Task input START
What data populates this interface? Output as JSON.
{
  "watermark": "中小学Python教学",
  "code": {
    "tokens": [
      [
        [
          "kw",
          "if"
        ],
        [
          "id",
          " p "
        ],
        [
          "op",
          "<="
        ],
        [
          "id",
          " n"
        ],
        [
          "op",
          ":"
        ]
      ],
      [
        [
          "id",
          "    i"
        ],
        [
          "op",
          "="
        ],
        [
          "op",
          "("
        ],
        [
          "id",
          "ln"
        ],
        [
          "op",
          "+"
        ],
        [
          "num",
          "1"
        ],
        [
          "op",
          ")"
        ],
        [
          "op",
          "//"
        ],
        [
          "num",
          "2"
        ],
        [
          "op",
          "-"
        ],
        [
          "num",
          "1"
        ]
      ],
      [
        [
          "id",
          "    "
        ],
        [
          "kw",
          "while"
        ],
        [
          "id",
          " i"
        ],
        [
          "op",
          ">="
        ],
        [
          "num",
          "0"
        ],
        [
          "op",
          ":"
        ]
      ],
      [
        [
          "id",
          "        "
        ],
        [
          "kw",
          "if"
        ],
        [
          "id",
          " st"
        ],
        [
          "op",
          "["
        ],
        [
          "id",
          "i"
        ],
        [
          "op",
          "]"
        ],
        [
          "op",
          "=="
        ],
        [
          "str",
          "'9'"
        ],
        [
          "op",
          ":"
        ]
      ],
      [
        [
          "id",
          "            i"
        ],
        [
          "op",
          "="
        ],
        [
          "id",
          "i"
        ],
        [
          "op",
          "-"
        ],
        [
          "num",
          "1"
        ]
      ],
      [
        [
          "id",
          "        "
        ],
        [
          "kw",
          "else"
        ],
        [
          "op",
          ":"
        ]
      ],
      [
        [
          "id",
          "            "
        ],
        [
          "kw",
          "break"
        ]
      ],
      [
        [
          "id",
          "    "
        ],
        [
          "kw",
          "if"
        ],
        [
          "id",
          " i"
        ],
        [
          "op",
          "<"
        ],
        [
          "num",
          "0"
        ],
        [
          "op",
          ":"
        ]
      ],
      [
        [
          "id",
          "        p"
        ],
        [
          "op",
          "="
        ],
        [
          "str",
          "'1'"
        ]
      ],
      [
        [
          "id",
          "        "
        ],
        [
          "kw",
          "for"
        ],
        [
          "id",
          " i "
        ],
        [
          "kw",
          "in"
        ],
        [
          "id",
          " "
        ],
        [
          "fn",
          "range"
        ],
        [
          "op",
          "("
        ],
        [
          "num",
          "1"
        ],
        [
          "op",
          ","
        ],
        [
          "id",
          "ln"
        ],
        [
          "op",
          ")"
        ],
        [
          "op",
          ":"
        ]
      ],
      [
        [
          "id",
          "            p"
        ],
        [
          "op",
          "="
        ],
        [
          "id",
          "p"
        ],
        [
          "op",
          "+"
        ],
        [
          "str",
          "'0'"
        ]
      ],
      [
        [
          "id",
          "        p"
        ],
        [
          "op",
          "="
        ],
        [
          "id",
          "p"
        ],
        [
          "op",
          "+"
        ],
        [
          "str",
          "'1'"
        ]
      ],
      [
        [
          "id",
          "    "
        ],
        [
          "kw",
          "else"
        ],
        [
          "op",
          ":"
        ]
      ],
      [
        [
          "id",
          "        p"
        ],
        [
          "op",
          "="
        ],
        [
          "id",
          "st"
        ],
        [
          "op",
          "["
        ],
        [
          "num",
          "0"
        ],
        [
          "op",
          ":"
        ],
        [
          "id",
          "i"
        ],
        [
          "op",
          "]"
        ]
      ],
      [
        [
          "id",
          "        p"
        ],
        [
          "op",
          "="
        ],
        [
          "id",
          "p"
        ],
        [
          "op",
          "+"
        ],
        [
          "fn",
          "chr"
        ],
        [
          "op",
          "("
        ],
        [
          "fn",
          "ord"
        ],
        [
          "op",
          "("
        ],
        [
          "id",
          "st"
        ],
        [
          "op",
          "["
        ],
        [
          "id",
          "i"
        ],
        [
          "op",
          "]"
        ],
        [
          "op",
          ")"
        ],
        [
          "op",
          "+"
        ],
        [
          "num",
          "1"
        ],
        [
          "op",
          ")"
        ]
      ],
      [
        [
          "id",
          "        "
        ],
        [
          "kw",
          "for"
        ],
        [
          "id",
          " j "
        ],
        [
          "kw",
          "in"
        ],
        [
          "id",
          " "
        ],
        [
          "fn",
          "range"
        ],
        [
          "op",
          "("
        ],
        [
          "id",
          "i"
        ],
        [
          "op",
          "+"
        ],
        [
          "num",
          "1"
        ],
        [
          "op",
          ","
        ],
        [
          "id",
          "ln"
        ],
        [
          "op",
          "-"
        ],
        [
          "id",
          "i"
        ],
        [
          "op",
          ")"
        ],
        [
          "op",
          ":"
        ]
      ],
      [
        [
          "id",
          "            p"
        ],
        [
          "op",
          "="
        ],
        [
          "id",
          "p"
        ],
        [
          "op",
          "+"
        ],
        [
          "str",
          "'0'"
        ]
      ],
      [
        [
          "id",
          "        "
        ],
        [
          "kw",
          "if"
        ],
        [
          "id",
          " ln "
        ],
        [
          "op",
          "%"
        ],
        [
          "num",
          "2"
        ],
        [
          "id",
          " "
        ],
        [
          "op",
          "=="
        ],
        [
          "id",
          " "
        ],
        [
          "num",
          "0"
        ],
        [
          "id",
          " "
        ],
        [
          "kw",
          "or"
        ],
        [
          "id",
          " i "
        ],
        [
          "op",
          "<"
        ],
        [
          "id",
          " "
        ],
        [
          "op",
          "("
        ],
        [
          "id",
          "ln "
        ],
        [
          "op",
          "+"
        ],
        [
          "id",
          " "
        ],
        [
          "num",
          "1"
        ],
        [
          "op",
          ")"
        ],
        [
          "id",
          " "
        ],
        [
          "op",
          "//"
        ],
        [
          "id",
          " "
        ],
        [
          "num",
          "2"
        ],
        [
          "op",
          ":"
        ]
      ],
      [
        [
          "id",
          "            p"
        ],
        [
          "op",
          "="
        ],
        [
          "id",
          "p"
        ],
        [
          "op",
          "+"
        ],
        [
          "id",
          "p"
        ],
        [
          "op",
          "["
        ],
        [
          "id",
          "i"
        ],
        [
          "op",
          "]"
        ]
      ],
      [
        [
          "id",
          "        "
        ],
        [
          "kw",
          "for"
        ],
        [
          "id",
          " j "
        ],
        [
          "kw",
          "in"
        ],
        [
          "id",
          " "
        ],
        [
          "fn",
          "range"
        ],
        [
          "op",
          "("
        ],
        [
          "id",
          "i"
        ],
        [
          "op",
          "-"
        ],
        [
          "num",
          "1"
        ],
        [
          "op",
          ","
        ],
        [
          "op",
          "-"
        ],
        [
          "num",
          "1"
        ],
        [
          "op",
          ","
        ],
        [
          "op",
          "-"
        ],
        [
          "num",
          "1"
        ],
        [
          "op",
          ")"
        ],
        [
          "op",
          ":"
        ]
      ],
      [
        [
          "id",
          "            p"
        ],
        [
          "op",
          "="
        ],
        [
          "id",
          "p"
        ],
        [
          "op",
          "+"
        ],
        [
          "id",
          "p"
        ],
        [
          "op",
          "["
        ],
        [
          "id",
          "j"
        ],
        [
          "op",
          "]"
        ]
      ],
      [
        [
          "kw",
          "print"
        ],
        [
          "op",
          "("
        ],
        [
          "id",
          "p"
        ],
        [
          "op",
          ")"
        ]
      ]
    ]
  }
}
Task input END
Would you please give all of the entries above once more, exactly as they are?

What data populates this interface? Output as JSON.
{
  "watermark": "中小学Python教学",
  "code": {
    "tokens": [
      [
        [
          "kw",
          "if"
        ],
        [
          "id",
          " p "
        ],
        [
          "op",
          "<="
        ],
        [
          "id",
          " n"
        ],
        [
          "op",
          ":"
        ]
      ],
      [
        [
          "id",
          "    i"
        ],
        [
          "op",
          "="
        ],
        [
          "op",
          "("
        ],
        [
          "id",
          "ln"
        ],
        [
          "op",
          "+"
        ],
        [
          "num",
          "1"
        ],
        [
          "op",
          ")"
        ],
        [
          "op",
          "//"
        ],
        [
          "num",
          "2"
        ],
        [
          "op",
          "-"
        ],
        [
          "num",
          "1"
        ]
      ],
      [
        [
          "id",
          "    "
        ],
        [
          "kw",
          "while"
        ],
        [
          "id",
          " i"
        ],
        [
          "op",
          ">="
        ],
        [
          "num",
          "0"
        ],
        [
          "op",
          ":"
        ]
      ],
      [
        [
          "id",
          "        "
        ],
        [
          "kw",
          "if"
        ],
        [
          "id",
          " st"
        ],
        [
          "op",
          "["
        ],
        [
          "id",
          "i"
        ],
        [
          "op",
          "]"
        ],
        [
          "op",
          "=="
        ],
        [
          "str",
          "'9'"
        ],
        [
          "op",
          ":"
        ]
      ],
      [
        [
          "id",
          "            i"
        ],
        [
          "op",
          "="
        ],
        [
          "id",
          "i"
        ],
        [
          "op",
          "-"
        ],
        [
          "num",
          "1"
        ]
      ],
      [
        [
          "id",
          "        "
        ],
        [
          "kw",
          "else"
        ],
        [
          "op",
          ":"
        ]
      ],
      [
        [
          "id",
          "            "
        ],
        [
          "kw",
          "break"
        ]
      ],
      [
        [
          "id",
          "    "
        ],
        [
          "kw",
          "if"
        ],
        [
          "id",
          " i"
        ],
        [
          "op",
          "<"
        ],
        [
          "num",
          "0"
        ],
        [
          "op",
          ":"
        ]
      ],
      [
        [
          "id",
          "        p"
        ],
        [
          "op",
          "="
        ],
        [
          "str",
          "'1'"
        ]
      ],
      [
        [
          "id",
          "        "
        ],
        [
          "kw",
          "for"
        ],
        [
          "id",
          " i "
        ],
        [
          "kw",
          "in"
        ],
        [
          "id",
          " "
        ],
        [
          "fn",
          "range"
        ],
        [
          "op",
          "("
        ],
        [
          "num",
          "1"
        ],
        [
          "op",
          ","
        ],
        [
          "id",
          "ln"
        ],
        [
          "op",
          ")"
        ],
        [
          "op",
          ":"
        ]
      ],
      [
        [
          "id",
          "            p"
        ],
        [
          "op",
          "="
        ],
        [
          "id",
          "p"
        ],
        [
          "op",
          "+"
        ],
        [
          "str",
          "'0'"
        ]
      ],
      [
        [
          "id",
          "        p"
        ],
        [
          "op",
          "="
        ],
        [
          "id",
          "p"
        ],
        [
          "op",
          "+"
        ],
        [
          "str",
          "'1'"
        ]
      ],
      [
        [
          "id",
          "    "
        ],
        [
          "kw",
          "else"
        ],
        [
          "op",
          ":"
        ]
      ],
      [
        [
          "id",
          "        p"
        ],
        [
          "op",
          "="
        ],
        [
          "id",
          "st"
        ],
        [
          "op",
          "["
        ],
        [
          "num",
          "0"
        ],
        [
          "op",
          ":"
        ],
        [
          "id",
          "i"
        ],
        [
          "op",
          "]"
        ]
      ],
      [
        [
          "id",
          "        p"
        ],
        [
          "op",
          "="
        ],
        [
          "id",
          "p"
        ],
        [
          "op",
          "+"
        ],
        [
          "fn",
          "chr"
        ],
        [
          "op",
          "("
        ],
        [
          "fn",
          "ord"
        ],
        [
          "op",
          "("
        ],
        [
          "id",
          "st"
        ],
        [
          "op",
          "["
        ],
        [
          "id",
          "i"
        ],
        [
          "op",
          "]"
        ],
        [
          "op",
          ")"
        ],
        [
          "op",
          "+"
        ],
        [
          "num",
          "1"
        ],
        [
          "op",
          ")"
        ]
      ],
      [
        [
          "id",
          "        "
        ],
        [
          "kw",
          "for"
        ],
        [
          "id",
          " j "
        ],
        [
          "kw",
          "in"
        ],
        [
          "id",
          " "
        ],
        [
          "fn",
          "range"
        ],
        [
          "op",
          "("
        ],
        [
          "id",
          "i"
        ],
        [
          "op",
          "+"
        ],
        [
          "num",
          "1"
        ],
        [
          "op",
          ","
        ],
        [
          "id",
          "ln"
        ],
        [
          "op",
          "-"
        ],
        [
          "id",
          "i"
        ],
        [
          "op",
          ")"
        ],
        [
          "op",
          ":"
        ]
      ],
      [
        [
          "id",
          "            p"
        ],
        [
          "op",
          "="
        ],
        [
          "id",
          "p"
        ],
        [
          "op",
          "+"
        ],
        [
          "str",
          "'0'"
        ]
      ],
      [
        [
          "id",
          "        "
        ],
        [
          "kw",
          "if"
        ],
        [
          "id",
          " ln "
        ],
        [
          "op",
          "%"
        ],
        [
          "num",
          "2"
        ],
        [
          "id",
          " "
        ],
        [
          "op",
          "=="
        ],
        [
          "id",
          " "
        ],
        [
          "num",
          "0"
        ],
        [
          "id",
          " "
        ],
        [
          "kw",
          "or"
        ],
        [
          "id",
          " i "
        ],
        [
          "op",
          "<"
        ],
        [
          "id",
          " "
        ],
        [
          "op",
          "("
        ],
        [
          "id",
          "ln "
        ],
        [
          "op",
          "+"
        ],
        [
          "id",
          " "
        ],
        [
          "num",
          "1"
        ],
        [
          "op",
          ")"
        ],
        [
          "id",
          " "
        ],
        [
          "op",
          "//"
        ],
        [
          "id",
          " "
        ],
        [
          "num",
          "2"
        ],
        [
          "op",
          ":"
        ]
      ],
      [
        [
          "id",
          "            p"
        ],
        [
          "op",
          "="
        ],
        [
          "id",
          "p"
        ],
        [
          "op",
          "+"
        ],
        [
          "id",
          "p"
        ],
        [
          "op",
          "["
        ],
        [
          "id",
          "i"
        ],
        [
          "op",
          "]"
        ]
      ],
      [
        [
          "id",
          "        "
        ],
        [
          "kw",
          "for"
        ],
        [
          "id",
          " j "
        ],
        [
          "kw",
          "in"
        ],
        [
          "id",
          " "
        ],
        [
          "fn",
          "range"
        ],
        [
          "op",
          "("
        ],
        [
          "id",
          "i"
        ],
        [
          "op",
          "-"
        ],
        [
          "num",
          "1"
        ],
        [
          "op",
          ","
        ],
        [
          "op",
          "-"
        ],
        [
          "num",
          "1"
        ],
        [
          "op",
          ","
        ],
        [
          "op",
          "-"
        ],
        [
          "num",
          "1"
        ],
        [
          "op",
          ")"
        ],
        [
          "op",
          ":"
        ]
      ],
      [
        [
          "id",
          "            p"
        ],
        [
          "op",
          "="
        ],
        [
          "id",
          "p"
        ],
        [
          "op",
          "+"
        ],
        [
          "id",
          "p"
        ],
        [
          "op",
          "["
        ],
        [
          "id",
          "j"
        ],
        [
          "op",
          "]"
        ]
      ],
      [
        [
          "kw",
          "print"
        ],
        [
          "op",
          "("
        ],
        [
          "id",
          "p"
        ],
        [
          "op",
          ")"
        ]
      ]
    ]
  }
}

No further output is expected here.